A general form of Ridge regression optimization looks like

Minimize: \( \sum\limits_{i=1}^n {(y_i - \hat{\beta}_0 - \sum\limits_{j=1}^p {\hat{\beta}_jx_j} )^2} + \lambda \sum\limits_{i=1}^p \hat{\beta}_i^2 \)

In this case, \( \hat{\beta}_0 = 0 \) and \( n = p = 2 \). So, the optimization looks like:

Minimize: \( (y_1 - \hat{\beta}_1x_{11} - \hat{\beta}_2x_{12})^2 + (y_2 - \hat{\beta}_1x_{21} - \hat{\beta}_2x_{22})^2 + \lambda (\hat{\beta}_1^2 + \hat{\beta}_2^2) \)

Now we are given that, \( x_{11} = x_{12} = x_1 \) and \( x_{21} = x_{22} = x_2 \). We take derivatives of above expression with respect to both \( \hat{\beta_1} \) and \( \hat{\beta_2} \) and setting them equal to zero find that, \( \hat{\beta^*}_1 = \frac{x_1y_1 + x_2y_2 - \hat{\beta^*}_2(x_1^2 + x_2^2)}{\lambda + x_1^2 + x_2^2} \) and \( \hat{\beta^*}_2 = \frac{x_1y_1 + x_2y_2 - \hat{\beta^*}_1(x_1^2 + x_2^2)}{\lambda + x_1^2 + x_2^2} \)

Symmetry in these expressions suggests that \( \hat{\beta^*}_1 = \hat{\beta^*}_2 \)

Like Ridge regression,

Minimize: \( (y_1 - \hat{\beta}_1x_{11} - \hat{\beta}_2x_{12})^2 + (y_2 - \hat{\beta}_1x_{21} - \hat{\beta}_2x_{22})^2 + \lambda (| \hat{\beta}_1 | + | \hat{\beta}_2 |) \)

Here is a geometric interpretation of the solutions for the equation in *c* above. We use the alternate form of Lasso constraints \( | \hat{\beta}_1 | + | \hat{\beta}_2 | < s \).

The Lasso constraint take the form \( | \hat{\beta}_1 | + | \hat{\beta}_2 | < s \), which when plotted take the familiar shape of a diamond centered at origin \( (0, 0) \). Next consider the squared optimization constraint \( (y_1 - \hat{\beta}_1x_{11} - \hat{\beta}_2x_{12})^2 + (y_2 - \hat{\beta}_1x_{21} - \hat{\beta}_2x_{22})^2 \). We use the facts \( x_{11} = x_{12} \), \( x_{21} = x_{22} \), \( x_{11} + x_{21} = 0 \), \( x_{12} + x_{22} = 0 \) and \( y_1 + y_2 = 0 \) to simplify it to

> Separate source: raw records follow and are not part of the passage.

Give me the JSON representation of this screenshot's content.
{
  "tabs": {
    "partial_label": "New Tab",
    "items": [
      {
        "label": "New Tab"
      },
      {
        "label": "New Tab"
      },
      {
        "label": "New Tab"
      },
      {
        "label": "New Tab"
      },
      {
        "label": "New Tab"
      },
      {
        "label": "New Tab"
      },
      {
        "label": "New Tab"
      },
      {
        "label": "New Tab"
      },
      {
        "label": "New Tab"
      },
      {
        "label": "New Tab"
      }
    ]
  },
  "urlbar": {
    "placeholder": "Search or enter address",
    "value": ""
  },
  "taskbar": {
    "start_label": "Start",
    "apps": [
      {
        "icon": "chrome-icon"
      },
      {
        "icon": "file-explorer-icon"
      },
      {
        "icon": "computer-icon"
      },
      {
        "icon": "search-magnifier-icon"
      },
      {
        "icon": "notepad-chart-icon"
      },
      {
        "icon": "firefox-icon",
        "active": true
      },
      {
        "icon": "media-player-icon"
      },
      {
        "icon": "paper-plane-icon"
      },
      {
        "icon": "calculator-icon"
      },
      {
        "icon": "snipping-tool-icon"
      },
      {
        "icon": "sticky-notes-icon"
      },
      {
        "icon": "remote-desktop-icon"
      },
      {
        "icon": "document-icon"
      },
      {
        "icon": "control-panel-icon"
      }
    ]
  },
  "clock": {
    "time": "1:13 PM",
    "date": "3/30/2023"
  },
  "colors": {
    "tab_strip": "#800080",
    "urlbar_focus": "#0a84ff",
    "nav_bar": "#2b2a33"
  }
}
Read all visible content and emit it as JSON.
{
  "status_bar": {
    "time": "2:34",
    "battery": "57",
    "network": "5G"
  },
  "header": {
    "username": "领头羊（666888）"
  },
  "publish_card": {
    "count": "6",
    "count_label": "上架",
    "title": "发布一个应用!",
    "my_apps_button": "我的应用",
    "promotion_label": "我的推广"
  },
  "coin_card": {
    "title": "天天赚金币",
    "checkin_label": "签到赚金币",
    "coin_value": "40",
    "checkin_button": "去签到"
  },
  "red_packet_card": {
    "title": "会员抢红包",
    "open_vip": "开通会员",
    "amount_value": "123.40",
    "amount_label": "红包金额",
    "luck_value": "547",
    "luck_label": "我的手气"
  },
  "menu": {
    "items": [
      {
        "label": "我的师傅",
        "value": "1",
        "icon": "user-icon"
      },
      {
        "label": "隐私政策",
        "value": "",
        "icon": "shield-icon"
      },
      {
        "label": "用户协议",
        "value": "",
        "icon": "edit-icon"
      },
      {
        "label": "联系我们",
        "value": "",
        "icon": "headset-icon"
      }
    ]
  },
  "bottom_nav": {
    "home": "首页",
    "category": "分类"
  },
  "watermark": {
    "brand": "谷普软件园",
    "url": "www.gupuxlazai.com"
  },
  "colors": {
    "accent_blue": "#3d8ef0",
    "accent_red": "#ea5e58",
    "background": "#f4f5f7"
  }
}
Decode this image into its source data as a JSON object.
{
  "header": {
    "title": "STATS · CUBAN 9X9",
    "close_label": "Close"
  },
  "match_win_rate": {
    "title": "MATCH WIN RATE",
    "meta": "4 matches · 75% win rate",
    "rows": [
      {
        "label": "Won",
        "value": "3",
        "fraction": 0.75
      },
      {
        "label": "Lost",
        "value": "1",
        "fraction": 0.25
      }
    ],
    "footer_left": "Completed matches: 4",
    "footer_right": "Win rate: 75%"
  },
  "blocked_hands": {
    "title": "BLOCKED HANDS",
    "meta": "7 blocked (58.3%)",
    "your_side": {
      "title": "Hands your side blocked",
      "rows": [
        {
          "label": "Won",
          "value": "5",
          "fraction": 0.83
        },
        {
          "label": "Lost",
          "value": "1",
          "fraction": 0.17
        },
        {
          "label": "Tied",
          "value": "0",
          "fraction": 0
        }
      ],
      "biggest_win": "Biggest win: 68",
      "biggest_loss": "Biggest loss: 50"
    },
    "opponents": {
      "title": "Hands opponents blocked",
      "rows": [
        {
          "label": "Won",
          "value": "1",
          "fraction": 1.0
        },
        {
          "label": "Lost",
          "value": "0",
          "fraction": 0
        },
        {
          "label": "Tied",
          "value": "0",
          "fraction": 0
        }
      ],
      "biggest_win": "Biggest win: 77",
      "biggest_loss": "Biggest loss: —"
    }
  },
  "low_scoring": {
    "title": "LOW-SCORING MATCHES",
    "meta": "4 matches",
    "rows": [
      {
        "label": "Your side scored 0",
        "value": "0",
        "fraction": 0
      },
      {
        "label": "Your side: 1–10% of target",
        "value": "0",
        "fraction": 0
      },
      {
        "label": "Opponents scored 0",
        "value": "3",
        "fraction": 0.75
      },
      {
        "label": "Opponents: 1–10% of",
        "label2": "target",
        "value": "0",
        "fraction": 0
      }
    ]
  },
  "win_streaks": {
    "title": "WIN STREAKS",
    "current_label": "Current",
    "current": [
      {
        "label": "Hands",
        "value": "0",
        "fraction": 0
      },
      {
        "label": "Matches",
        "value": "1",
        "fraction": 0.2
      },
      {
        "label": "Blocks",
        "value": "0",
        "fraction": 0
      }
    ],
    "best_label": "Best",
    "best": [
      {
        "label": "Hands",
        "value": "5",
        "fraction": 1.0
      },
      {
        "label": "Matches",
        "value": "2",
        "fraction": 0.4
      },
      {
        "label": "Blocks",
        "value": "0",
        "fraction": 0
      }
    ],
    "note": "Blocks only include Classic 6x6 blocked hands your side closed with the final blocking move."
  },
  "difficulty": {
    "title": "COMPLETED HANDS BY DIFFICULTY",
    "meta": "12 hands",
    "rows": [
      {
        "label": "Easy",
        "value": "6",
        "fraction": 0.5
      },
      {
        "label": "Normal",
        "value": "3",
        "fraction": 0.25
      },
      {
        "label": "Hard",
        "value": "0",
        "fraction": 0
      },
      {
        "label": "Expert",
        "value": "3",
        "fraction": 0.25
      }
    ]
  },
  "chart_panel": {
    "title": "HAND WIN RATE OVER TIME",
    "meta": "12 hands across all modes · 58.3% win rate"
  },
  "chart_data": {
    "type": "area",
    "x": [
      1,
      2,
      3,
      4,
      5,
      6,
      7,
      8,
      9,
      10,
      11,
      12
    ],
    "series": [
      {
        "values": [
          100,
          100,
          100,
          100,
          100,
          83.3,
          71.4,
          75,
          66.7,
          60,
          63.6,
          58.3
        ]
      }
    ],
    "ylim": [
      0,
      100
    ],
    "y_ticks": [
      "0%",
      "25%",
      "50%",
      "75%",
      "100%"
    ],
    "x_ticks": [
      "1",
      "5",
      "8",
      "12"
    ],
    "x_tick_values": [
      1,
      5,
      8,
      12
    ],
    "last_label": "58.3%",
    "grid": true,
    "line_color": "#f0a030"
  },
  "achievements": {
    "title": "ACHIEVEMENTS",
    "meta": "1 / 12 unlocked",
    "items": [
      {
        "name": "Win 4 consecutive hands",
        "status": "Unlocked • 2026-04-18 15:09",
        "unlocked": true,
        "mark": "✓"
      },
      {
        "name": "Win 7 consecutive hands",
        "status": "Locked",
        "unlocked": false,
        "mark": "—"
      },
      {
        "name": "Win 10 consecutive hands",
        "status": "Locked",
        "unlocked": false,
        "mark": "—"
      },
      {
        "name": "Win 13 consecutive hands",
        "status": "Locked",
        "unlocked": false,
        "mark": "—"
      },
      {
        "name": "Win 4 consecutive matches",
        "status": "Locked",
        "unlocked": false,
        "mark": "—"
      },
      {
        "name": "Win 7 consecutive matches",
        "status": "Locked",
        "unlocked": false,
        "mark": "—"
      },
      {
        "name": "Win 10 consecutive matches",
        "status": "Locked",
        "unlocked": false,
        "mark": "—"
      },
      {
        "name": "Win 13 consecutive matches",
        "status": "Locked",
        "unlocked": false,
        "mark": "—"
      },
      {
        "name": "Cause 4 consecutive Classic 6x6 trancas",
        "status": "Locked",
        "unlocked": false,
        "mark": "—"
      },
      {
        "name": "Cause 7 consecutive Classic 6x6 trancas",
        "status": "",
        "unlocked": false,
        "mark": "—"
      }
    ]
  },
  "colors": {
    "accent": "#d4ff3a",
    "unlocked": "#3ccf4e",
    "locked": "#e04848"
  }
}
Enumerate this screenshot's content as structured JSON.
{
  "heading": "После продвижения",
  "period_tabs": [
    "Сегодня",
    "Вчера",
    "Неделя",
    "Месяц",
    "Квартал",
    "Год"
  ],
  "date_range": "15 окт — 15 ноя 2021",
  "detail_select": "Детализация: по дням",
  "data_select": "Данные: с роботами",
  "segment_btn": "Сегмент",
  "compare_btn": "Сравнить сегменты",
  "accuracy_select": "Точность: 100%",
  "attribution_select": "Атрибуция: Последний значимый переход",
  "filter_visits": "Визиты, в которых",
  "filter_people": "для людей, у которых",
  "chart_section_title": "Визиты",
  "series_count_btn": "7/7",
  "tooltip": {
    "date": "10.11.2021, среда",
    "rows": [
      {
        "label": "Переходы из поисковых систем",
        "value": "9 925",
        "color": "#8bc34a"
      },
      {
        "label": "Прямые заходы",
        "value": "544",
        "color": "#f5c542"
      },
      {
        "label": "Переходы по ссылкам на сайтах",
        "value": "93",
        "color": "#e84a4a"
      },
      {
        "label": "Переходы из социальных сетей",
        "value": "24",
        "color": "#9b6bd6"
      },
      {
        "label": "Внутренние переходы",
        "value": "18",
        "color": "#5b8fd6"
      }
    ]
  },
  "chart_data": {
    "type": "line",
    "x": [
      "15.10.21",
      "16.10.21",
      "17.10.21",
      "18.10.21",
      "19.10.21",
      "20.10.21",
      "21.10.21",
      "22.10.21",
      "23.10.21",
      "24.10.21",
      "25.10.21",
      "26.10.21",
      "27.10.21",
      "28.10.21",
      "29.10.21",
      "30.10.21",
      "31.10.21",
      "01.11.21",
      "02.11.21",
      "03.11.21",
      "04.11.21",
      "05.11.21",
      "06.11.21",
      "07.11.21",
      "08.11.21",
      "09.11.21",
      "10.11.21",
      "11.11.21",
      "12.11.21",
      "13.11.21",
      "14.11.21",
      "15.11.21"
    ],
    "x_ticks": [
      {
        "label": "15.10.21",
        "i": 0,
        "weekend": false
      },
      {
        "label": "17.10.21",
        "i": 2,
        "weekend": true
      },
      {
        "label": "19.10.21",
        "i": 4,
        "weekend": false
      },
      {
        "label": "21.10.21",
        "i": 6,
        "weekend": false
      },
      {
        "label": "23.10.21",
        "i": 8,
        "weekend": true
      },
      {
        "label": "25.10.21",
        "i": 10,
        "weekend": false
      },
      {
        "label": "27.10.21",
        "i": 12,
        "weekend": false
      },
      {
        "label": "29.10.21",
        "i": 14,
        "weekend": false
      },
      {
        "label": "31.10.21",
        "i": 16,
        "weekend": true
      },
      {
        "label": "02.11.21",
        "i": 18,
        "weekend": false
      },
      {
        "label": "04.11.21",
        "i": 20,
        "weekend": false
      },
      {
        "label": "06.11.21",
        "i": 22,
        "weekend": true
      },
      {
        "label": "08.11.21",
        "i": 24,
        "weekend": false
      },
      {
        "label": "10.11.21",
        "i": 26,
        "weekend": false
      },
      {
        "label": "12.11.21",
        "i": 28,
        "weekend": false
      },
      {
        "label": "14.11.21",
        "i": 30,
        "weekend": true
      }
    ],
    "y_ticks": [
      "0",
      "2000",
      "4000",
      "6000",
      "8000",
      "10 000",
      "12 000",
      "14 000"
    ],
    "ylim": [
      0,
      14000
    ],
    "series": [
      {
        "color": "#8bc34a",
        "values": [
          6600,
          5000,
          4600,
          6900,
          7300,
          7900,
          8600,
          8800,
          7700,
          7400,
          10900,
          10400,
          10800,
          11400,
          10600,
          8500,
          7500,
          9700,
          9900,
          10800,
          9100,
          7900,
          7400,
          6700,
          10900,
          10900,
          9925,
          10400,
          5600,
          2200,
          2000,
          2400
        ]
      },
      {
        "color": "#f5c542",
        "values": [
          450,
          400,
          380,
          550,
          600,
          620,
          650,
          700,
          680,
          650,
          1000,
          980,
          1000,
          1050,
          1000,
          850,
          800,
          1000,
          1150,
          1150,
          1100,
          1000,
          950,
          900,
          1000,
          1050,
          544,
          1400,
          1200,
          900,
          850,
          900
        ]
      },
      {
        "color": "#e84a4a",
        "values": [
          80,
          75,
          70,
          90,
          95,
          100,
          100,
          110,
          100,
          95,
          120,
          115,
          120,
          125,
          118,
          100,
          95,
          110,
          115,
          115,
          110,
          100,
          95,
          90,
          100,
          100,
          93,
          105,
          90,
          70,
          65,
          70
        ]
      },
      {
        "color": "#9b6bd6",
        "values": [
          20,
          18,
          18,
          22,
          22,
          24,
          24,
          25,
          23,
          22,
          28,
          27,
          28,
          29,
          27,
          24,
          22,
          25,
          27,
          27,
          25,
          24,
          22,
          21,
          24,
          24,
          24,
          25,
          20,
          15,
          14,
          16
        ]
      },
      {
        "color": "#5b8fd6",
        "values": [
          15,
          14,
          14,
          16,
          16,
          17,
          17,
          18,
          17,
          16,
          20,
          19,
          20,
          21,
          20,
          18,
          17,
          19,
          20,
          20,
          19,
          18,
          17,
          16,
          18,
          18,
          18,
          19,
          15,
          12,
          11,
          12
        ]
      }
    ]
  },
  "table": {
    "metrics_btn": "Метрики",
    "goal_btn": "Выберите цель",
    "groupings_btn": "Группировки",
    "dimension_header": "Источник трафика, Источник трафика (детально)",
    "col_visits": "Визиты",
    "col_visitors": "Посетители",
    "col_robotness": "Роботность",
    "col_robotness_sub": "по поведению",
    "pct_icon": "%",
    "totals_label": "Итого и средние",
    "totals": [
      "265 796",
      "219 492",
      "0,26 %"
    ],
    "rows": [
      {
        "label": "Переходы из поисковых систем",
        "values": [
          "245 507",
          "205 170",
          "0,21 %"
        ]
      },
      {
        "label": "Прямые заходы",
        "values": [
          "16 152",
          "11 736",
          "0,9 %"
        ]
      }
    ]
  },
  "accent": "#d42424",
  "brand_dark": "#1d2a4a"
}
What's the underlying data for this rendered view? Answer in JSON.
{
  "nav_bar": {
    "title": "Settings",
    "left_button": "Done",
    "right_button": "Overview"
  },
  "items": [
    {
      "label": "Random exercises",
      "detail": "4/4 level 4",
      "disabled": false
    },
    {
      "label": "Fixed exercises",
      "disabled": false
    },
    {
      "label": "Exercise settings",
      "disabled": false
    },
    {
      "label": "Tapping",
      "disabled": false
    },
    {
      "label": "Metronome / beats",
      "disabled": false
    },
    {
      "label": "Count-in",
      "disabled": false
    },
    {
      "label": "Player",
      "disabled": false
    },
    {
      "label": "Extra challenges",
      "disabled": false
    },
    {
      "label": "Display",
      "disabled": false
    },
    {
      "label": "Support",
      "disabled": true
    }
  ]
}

Minimize: \( 2.(y_1 - (\hat{\beta}_1 + \hat{\beta}_2)x_{11})^2 \).

This optimization problem has a simple solution: \( \hat{\beta}_1 + \hat{\beta}_2 = \frac{y_1}{x_{11}} \). This is a line parallel to the edge of Lasso-diamond \( \hat{\beta}_1 + \hat{\beta}_2 = s \). Now solutions to the original Lasso optimization problem are contours of the function \( (y_1 - (\hat{\beta}_1 + \hat{\beta}_2)x_{11})^2 \) that touch the Lasso-diamond \( \hat{\beta}_1 + \hat{\beta}_2 = s \). Finally, as \( \hat{\beta}_1 \) and \( \hat{\beta}_2 \) very along the line \( \hat{\beta}_1 + \hat{\beta}_2 = \frac{y_1}{x_{11}} \), these contours touch the Lasso-diamond edge \( \hat{\beta}_1 + \hat{\beta}_2 = s \) at different points. As a result, the entire edge \( \hat{\beta}_1 + \hat{\beta}_2 = s \) is a potential solution to the Lasso optimization problem!

Similar argument can be made for the opposite Lasso-diamond edge: \( \hat{\beta}_1 + \hat{\beta}_2 = -s \).

Thus, the Lasso problem does not have a unique solution. The general form of solution is given by two line segments:

\( \hat{\beta}_1 + \hat{\beta}_2 = s; \hat{\beta}_1 \geq 0; \hat{\beta}_2 \geq 0 \) and \( \hat{\beta}_1 + \hat{\beta}_2 = -s; \hat{\beta}_1 \leq 0; \hat{\beta}_2 \leq 0 \)